A tip to remember the symptoms of cerebellar lesions: lesions of the medial part of cerebellum (i.e., vermis, flocculonodular lobe, and corresponding deep nuclei) affect medial structures (i.e., axial and proximal limb musculature), resulting in symptoms including truncal ataxia and nystagmus.
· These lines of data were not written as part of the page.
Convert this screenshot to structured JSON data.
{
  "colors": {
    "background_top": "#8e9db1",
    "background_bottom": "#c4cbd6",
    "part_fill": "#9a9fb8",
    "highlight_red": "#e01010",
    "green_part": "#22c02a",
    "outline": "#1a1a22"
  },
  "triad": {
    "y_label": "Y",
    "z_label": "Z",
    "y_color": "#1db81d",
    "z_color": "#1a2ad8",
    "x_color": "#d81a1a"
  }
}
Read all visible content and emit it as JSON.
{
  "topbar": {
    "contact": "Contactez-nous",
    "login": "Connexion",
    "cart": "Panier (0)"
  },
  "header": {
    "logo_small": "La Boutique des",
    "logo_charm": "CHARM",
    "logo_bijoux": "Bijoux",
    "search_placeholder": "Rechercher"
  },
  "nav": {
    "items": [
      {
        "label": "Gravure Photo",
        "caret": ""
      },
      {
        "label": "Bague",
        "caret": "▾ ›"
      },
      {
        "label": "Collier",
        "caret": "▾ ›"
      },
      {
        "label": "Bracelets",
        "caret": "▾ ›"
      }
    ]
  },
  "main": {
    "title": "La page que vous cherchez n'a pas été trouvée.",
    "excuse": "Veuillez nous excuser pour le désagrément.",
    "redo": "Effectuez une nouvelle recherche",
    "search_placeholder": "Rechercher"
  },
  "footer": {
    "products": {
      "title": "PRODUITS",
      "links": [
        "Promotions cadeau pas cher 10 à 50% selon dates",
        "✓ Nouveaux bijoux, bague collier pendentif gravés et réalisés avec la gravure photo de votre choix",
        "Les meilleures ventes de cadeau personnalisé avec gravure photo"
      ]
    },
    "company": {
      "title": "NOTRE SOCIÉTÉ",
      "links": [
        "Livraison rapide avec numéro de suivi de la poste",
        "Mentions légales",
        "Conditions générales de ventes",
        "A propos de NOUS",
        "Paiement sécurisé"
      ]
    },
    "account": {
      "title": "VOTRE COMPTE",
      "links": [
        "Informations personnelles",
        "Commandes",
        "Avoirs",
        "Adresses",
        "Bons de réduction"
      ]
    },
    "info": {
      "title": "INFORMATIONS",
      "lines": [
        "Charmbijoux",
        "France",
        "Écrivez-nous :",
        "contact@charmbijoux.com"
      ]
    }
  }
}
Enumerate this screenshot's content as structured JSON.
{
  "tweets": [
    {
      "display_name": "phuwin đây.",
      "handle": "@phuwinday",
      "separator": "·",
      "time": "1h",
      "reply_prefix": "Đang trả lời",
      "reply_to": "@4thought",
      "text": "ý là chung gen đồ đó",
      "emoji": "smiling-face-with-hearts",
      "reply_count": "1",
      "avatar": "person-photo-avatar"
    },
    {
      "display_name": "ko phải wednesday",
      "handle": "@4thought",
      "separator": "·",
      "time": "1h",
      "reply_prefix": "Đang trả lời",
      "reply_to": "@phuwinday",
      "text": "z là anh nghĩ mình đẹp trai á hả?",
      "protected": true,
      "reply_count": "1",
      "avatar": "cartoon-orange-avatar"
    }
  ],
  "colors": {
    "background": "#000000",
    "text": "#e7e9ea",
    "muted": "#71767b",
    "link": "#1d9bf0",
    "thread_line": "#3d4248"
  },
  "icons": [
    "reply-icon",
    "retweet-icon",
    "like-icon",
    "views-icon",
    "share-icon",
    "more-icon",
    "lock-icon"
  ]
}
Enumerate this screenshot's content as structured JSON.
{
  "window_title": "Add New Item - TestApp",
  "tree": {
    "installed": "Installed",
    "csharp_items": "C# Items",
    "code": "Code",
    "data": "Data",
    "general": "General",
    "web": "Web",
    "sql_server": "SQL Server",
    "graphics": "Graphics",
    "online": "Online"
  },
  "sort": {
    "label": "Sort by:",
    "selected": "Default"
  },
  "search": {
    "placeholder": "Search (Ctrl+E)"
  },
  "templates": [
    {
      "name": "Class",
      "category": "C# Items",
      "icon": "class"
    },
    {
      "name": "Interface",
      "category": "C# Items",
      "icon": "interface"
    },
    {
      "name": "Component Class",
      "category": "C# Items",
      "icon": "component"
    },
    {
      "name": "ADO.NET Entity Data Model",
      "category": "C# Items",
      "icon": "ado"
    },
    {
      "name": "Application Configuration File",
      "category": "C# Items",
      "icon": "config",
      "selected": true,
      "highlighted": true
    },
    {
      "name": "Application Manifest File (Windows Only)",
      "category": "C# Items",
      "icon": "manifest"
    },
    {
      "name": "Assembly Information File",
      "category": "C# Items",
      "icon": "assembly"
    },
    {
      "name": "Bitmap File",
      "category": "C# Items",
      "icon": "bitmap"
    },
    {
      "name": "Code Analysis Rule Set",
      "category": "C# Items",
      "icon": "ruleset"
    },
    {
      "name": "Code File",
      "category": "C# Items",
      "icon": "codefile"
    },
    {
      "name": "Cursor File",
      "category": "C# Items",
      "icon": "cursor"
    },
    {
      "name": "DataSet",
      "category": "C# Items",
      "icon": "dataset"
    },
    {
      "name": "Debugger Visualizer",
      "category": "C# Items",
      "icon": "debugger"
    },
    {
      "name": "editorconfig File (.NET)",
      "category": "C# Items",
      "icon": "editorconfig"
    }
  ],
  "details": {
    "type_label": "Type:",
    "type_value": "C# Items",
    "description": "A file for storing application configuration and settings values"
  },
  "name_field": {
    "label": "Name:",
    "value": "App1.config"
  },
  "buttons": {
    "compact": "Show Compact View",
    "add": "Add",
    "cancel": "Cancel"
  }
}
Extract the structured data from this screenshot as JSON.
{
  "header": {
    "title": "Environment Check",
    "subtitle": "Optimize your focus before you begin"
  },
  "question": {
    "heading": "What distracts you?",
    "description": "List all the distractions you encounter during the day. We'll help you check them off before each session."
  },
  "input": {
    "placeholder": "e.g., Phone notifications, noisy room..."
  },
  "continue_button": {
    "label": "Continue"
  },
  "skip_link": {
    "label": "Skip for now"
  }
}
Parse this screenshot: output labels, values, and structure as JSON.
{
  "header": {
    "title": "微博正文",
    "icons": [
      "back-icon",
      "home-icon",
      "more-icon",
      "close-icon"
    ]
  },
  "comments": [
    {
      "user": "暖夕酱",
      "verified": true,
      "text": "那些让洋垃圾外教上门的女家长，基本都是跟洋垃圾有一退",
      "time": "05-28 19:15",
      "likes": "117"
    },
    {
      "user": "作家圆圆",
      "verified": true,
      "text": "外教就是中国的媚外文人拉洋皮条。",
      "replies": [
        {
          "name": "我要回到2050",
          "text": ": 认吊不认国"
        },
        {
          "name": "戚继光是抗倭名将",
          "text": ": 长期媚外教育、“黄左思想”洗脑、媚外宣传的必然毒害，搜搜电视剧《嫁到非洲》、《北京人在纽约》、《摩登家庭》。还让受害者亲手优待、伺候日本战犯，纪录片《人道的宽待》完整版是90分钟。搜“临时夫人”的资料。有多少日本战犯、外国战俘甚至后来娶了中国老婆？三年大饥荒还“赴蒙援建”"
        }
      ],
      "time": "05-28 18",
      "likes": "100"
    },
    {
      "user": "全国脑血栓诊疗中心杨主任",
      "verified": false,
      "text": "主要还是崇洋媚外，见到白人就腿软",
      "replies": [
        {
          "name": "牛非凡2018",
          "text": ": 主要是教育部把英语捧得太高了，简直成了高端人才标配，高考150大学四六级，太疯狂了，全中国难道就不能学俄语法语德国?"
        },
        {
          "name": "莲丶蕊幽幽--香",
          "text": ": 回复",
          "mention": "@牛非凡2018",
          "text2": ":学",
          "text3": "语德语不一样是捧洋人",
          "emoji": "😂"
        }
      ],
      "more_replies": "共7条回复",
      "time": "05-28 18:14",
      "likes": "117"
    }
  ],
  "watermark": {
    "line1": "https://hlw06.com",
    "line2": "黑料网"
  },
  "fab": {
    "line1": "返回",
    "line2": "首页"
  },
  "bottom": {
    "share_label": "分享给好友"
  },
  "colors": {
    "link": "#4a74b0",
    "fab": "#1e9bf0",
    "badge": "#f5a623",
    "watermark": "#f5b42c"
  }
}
Lesions of the lateral parts of cerebellum (i.e., the hemispheres) affect lateral structures (distal limb musculature), resulting in symptoms such as ipsilateral limb ataxia.


Microscopic anatomy

The cerebellum is composed of the outer gray matter (cerebellar cortex) and inner white matter (cerebellar medulla).

Cerebellar cortex [7]

  • Receives afferent inputs from the cerebrum, spinal cord, and vestibular nuclei
  • Sends neural impulses to the cerebellar nuclei
  • Composed of 5 types of neuronal cells, densely packed and arranged in 3 layers
  • The cortex is primarily an inhibitory structure; all cerebellar cells except granule cells are inhibitory.
Layer Cell types Function

Molecular layer

(outermost layer)

  • Receives excitatory input from parallel fibers
  • Sends inhibitory impulses to Purkinje cells

Purkinje cell layer

(middle layer or ganglionic layer)

  • Receive excitatory input from climbing fibers and granule cells
  • Send inhibitory impulses to the deep cerebellar nuclei and thereby control the output of all motor coordination of the cerebellum

Granular layer of the cerebellum

(inner layer)

Cerebellar medulla

Glutamate is the neurotransmitter of granule cells, which are the only excitatory cerebellar cells. GABA is the inhibitory neurotransmitter of all other cerebellar cells.

Purkinje cells provide the only efferent effect from the cerebellar cortex to the cerebellar nuclei, and, thus, play an essential role in the regulation of cerebellar output!

Purkinje cells are inhibitory!


Cerebellar tracts

Afferent cerebellar tracts (input) [6][2]

Afferent cerebellar tracts
Source Tracts Course Function
Cerebral cortex
  • Motor planning, motor learning, and cognition

Spinal cord

  • Ipsilateral proprioceptive information

Vestibular nerve

Excitatory input to the cerebellar cortex travels through mossy fibers and climbing fibers!

Mossy fibers terminate on granule cells. Climbing fibers terminate on Purkinje cells.

Efferent cerebellar tracts [2]

Tract Nucleus Course Function
Rubrospinal tract
  • Ipsilateral motor coordination
  • Tone of ipsilateral skeletal muscles
Cerebellovestibular tract
  • Coordination of balance and saccadic ocular movements
  • Stretch reflex and motor movements

Deep cerebellar nuclei (from lateral to medial): "Don't Eat Greasy Food" (Dentate, Emboliform, Globose, Fastigial).

The deep nuclei are the only output from the cerebellum.



The cerebellum derives from the hindbrain (rhombencephalon) and metencephalon.

For more information on the embryology of the nervous system, see “Embryology” in the cerebral cortex, basal ganglia, and meninges.

Clinical significance